If you didn’t happen to read through the whole letter above just now (you're a teacher, you're busy!) I’ll go ahead and mention that my parents know not to expect the stickers on a daily basis. For me, it’s not meant to be a chore that I feel pressured to always remember to do. When time permits, I probably have the kids do it about once or twice a week. 

Now for you over-achievers, here are a couple of extra ways to use the stickers: 

1. Sometimes we will do a little role-playing in class before they go home. I have a couple different kids come up in front of the class and I pretend to be Mom (which they get a kick out of). I’ll ask them about the sticker and they’ll share their responses. I find this worthwhile because not only does it help model for the kids what the conversation could look like with their parents, but it’s also a quick and effective whole group review of what we learned earlier that day. 

2. Occasionally I’ll take a picture of something we did in class that can help give parents a reference. Then I post the picture with a short explanation on ClassDojo (if you don’t use ClassDojo, email or a class website would also work). Giving parents a visual can help them be better equipped to have a good discussion with their child (especially if it’s something they might be unfamiliar with, like “Open Number Line” or “Break Apart to Add”). Math just ain’t what it used to be when they were kids! 

If you’d like to try these stickers out in your class, you can easily make your own or just click here to get the free template and parent letter

I bought a huge box of labels here on Amazon (sorry, this part’s not free, but it’s much cheaper in the long run to purchase them in bulk). To me, Amazon Prime is one of those simple little pleasures in life- right up there with ice cream and golden retriever puppies. Anyway, it’s a box of 7500 sheets so you could split them with co-workers or just stock up for your own class. 

For more teaching ideas and freebies, click “Follow” on the right hand side to follow my new blog. I’ll be back next week to share another idea- you know where to find me :)

Sunday, December 3, 2017


Well, I’ve decided to take the big plunge and start this little blog of mine! While staring at the intimidating first blank page, I thought of inserting a self-motivational quote here, something like “Every journey starts with a single step…” But I do realize that I’m not writing to high school seniors. The more fitting quote that actually comes to mind: “Is anyone reading this??” And by that, I mean anyone besides my family (hi Mom)!

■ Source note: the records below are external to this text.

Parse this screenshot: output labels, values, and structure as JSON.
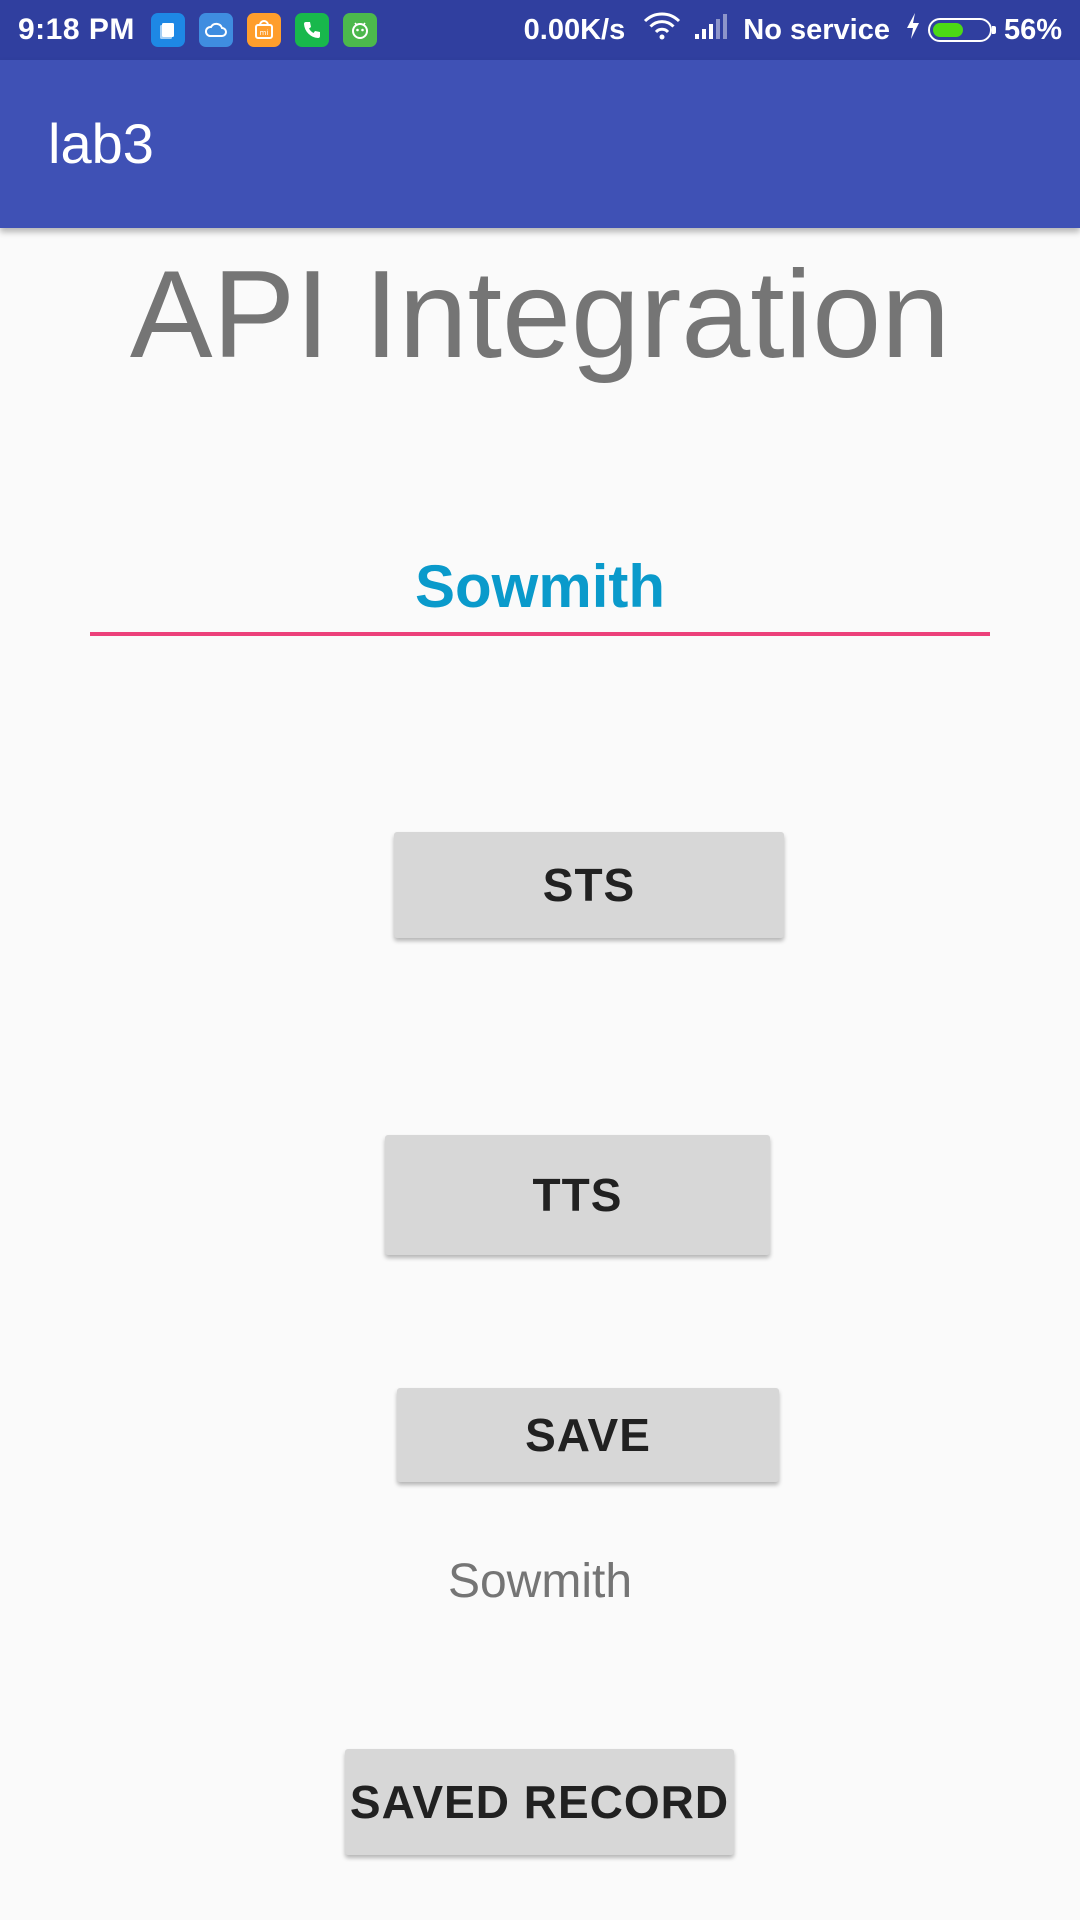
{
  "status_bar": {
    "time": "9:18 PM",
    "net_speed": "0.00K/s",
    "service": "No service",
    "battery_percent": "56%",
    "battery_level": 0.56,
    "notification_icons": [
      {
        "name": "file-manager-icon",
        "color": "#1E88E5"
      },
      {
        "name": "cloud-icon",
        "color": "#3F8DE0"
      },
      {
        "name": "mi-store-icon",
        "color": "#FF9E2C"
      },
      {
        "name": "phone-icon",
        "color": "#18B84C"
      },
      {
        "name": "android-robot-icon",
        "color": "#4CB84C"
      }
    ],
    "icons": [
      "wifi-icon",
      "signal-icon",
      "charging-icon",
      "battery-icon"
    ]
  },
  "app_bar": {
    "title": "lab3"
  },
  "main": {
    "heading": "API Integration",
    "name_input": {
      "value": "Sowmith"
    },
    "buttons": {
      "sts": "STS",
      "tts": "TTS",
      "save": "SAVE",
      "saved_record": "SAVED RECORD"
    },
    "saved_value": "Sowmith"
  },
  "colors": {
    "status_bar": "#303F9F",
    "app_bar": "#3F51B5",
    "accent": "#EC407A",
    "input_text": "#0A9ACB",
    "button_bg": "#D7D7D7",
    "secondary_text": "#757575",
    "background": "#FAFAFA"
  }
}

If you are, I’m so happy you’re here! Feel free to take a tour through the different tabs up top where it says Home, About, Shop, etc.…make yourself at home :)  

This Home tab right here is where I’ll be sharing all sorts of teaching ideas. You can expect a wide range, as some might be related to those ever-changing buzz words, like “Close Reading” and “Collaborative Conversations” etc., and on the other end of the spectrum, some of it will be just plain fun/cute stuff. I love an adorable craftivity or wacky PE game now and again to break up a rigorous day of finding the main topic of a multi paragraph informational text. So anything goes as long as it’s something that could be useful for you and your students.

I’m new at this whole blogging gig so it’ll be a learning experience, but I guess as a teacher I’m no stranger to that. Thanks for coming along for the ride with me! 

Leave a comment below if you’d like, I’d love to hear from you!